Charl Schwartzelwatched his tee shot at the 15th hole bounce barely into the rough during lastThursday's opening round of the U.S. Open. Barely into the rough? At Oakmont,that was the golfing equivalent of Texas Hold 'Em's all-in. Hit a shot anywherein the deep stuff, and you had a problem. "It was the worst lie I've seenin my life," Schwartzel said, laughing one of thoseit-wasn't-actually-funny laughs. The upshot? "I hit a full-blooded lobwedge that went about 10 yards." ¬∂ That was Schwartzel's unofficial Welcometo Oakmont moment, when the course first landed a blow that drew blood. And the15th, which was Schwartzel's sixth hole of the day because he started on 10,wasn't through with him. After he hit his third shot to the middle of thegreen, about 25 feet from the hole, his par-saving putt all but waved bye-byeas it picked up speed and raced 15¬†feet past the cup.
What happened?"I left my sunglasses on," said an embarrassed Schwartzel. "Ididn't see the slope well and hit it completely the wrong speed."

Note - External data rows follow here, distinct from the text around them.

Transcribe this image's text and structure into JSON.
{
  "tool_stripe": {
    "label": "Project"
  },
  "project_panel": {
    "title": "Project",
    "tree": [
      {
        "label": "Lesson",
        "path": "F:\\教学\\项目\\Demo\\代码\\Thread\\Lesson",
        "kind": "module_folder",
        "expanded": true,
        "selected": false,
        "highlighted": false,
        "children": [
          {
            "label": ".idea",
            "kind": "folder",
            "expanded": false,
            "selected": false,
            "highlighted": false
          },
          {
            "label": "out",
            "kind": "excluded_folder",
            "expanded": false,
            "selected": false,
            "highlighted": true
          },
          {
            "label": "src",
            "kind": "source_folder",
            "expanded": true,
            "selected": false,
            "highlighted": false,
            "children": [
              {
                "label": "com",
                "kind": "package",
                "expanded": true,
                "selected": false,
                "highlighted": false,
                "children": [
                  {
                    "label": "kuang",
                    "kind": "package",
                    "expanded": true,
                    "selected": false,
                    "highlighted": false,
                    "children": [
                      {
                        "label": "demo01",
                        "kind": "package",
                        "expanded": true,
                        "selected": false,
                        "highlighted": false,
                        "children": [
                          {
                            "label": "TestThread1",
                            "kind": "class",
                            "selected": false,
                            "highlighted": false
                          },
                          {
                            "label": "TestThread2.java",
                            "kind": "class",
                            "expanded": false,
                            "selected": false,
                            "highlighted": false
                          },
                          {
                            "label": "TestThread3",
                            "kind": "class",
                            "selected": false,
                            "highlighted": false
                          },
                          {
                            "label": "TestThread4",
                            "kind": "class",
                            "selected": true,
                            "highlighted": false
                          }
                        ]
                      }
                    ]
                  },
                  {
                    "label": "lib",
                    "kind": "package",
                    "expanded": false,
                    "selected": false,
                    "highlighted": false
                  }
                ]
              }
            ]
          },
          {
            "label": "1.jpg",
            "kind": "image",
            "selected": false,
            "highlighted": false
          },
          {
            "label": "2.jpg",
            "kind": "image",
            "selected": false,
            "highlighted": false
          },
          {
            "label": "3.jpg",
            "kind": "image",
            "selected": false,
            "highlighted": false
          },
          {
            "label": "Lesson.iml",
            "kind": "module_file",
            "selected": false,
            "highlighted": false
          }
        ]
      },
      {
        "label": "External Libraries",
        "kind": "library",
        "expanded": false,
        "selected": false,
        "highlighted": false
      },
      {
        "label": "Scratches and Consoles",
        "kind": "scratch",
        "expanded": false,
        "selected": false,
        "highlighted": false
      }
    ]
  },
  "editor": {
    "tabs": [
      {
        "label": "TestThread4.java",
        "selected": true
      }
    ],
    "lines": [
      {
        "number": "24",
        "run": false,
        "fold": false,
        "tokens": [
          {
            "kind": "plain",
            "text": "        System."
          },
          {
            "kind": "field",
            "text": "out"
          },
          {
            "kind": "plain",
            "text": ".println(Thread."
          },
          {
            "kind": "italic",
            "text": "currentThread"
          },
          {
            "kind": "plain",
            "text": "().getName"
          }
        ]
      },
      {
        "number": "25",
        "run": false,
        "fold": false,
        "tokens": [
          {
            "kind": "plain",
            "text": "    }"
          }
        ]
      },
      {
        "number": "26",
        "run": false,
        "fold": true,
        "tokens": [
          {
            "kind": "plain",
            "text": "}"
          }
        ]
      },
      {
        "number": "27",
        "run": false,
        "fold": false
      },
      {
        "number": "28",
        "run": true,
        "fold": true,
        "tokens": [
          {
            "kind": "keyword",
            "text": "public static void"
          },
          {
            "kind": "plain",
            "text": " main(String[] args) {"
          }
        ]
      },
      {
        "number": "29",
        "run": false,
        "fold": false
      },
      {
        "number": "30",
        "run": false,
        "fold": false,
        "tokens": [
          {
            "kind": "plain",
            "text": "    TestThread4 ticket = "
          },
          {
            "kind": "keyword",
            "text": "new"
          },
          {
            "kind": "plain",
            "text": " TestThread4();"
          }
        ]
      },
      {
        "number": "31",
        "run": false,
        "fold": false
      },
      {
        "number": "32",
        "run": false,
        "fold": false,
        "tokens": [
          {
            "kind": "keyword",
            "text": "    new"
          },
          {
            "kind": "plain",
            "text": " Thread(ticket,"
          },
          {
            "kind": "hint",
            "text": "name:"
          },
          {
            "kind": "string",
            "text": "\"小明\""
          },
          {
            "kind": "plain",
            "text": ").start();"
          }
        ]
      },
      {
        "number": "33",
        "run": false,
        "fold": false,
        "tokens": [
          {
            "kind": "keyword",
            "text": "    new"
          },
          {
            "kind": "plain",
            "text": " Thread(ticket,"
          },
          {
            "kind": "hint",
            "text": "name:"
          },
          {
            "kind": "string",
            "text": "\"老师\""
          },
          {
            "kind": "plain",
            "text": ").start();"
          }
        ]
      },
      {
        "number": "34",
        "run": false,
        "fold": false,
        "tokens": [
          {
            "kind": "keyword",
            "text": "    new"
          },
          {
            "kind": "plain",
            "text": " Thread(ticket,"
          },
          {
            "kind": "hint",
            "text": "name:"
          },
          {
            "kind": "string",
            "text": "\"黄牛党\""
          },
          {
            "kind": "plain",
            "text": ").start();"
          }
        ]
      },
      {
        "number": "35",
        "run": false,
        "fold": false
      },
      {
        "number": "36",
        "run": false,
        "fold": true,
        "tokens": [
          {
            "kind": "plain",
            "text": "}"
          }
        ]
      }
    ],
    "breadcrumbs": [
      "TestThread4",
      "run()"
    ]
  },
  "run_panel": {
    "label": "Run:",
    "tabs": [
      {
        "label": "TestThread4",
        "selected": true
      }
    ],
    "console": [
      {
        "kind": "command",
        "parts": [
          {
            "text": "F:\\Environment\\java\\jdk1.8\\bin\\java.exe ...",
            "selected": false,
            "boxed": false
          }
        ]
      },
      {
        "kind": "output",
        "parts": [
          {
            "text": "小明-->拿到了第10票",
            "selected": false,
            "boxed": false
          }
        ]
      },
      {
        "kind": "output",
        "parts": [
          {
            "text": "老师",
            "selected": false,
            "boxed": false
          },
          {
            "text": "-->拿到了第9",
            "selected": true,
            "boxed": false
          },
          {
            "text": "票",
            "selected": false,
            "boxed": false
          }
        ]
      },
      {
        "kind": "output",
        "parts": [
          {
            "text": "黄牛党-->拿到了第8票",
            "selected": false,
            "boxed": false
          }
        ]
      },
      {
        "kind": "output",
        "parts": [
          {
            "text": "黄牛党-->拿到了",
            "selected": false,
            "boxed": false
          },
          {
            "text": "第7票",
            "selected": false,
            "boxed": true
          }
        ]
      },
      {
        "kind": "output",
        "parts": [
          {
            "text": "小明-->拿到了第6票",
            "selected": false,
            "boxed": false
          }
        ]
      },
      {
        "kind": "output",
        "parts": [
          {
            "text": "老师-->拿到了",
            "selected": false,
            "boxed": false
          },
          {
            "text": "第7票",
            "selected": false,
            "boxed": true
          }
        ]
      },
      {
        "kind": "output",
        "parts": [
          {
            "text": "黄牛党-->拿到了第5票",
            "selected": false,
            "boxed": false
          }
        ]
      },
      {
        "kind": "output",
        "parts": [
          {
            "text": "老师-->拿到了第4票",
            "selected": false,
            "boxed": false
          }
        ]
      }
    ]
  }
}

He missed thecomebacker, making a double bogey that put him four over par. That's not howyou want to start the U.S. Open, especially when you're the guy manyaficionados predict will be the game's Next Big Thing. From that point on,however, Schwartzel played like a budding star, salvaging a five-over¬†75and then shooting a 73 on Friday to make the cut with two shots to spare."It's nice to make the cut in the Open," he said, "but that's notmy goal." Schwartzel kept battling on the weekend with rounds of 73 and 76,and finished 30th, second among the South Africans, behind Tim Clark (17th) butahead of Ernie Els and Rory Sabbatini (who were tied at 51st).
A shy, soft-spokenJohannesburg native who turned pro almost five years ago, the 22-year-oldSchwartzel has drawn comparisons with Els. Although Els is three inches tallerand at least 50 pounds heavier than the rail-thin, six-foot-tall Schwartzel,both players have classic, flowing swings and easygoing personalities and havehad successful seasons in Europe. Schwartzel remains in stealth mode in theU.S. even though he won the Spanish Open in April and climbed to 46th in theWorld Ranking, which qualified him for the Players Championship (a 58th-placefinish), the Memorial (62nd), next month's British Open and the BridgestoneInvitational in August. He passed on the Accenture Match Play inFebruary--Schwartzel would've drawn Els in the first round--to return to SouthAfrica and lock up his third straight money title on the Sunshine tour, wherehe has two career victories. "No South African had ever done it," hesays of the three-peat. "I had a chance to be part of history. There willbe more Match Plays for me."
If Schwartzel cantag on a few more high finishes between now and the PGA Championship, he mighteven make what is shaping up to be a terrific International team in thePresidents Cup. After the Open he stood 19th on the points list. "Charl hasalways been destined to be a great player," says his coach, Pete Cowen, whoalso works with world No.¬†7 Henrik Stenson of Sweden. "I first saw himin Durban when he was 15 and playing in the South African Open. At 16 he had aplus-six [six¬†under par] handicap." Says Ricci Roberts, Schwartzel'sveteran caddie, who used to loop for Els, "He has a pure swing and a goodhead on his shoulders. He's quite impressive."
Schwartzel is oneof four young South Africans making noise on the European tour this year. Theothers are Anton Haig, Richard Sterne and Louis Oosthuizen. Haig, 20, is a 6'4" bomber who won the Johnnie Walker Classic in March. Sterne, 25, took theWales Open earlier this month, while Oosthuizen, also 25, has a pair offourth-place finishes and is 47th on the European money list. The foursomelives in Manchester, England, and they could be a fivesome soon if Charl'sbrother, 20-year-old Adriaan, turns pro as expected later this year.
"Anton is 30yards longer than the other guys and has ridiculous potential," says ChubbyChandler, whose International Sports Management agency represents Schwartzel."Richard is long, but not as long as Anton, and has a very assured way ofdoing things. But Charl is the player who's going to get there in the end.They're almost like a rat pack. One steps up and wins, then another, thenanother. They're growing up together, and they're going up together."
The ManchesterFour has an understanding: When one of them wins, he buys dinner for theothers. After his victory in Spain--his first win on the Europeantour--Schwartzel cheaped out by taking his pals to a low-budget Chinese joint.But, he says, "they were nice to me [about it]."
Why not? Therefigure to be a lot more meals on Charl's tab.
Read Inside Golfby Gary Van Sickle at GOLF.com.
After finishing 30th at Oakmont, Schwartzel is ready for other majorchallenges.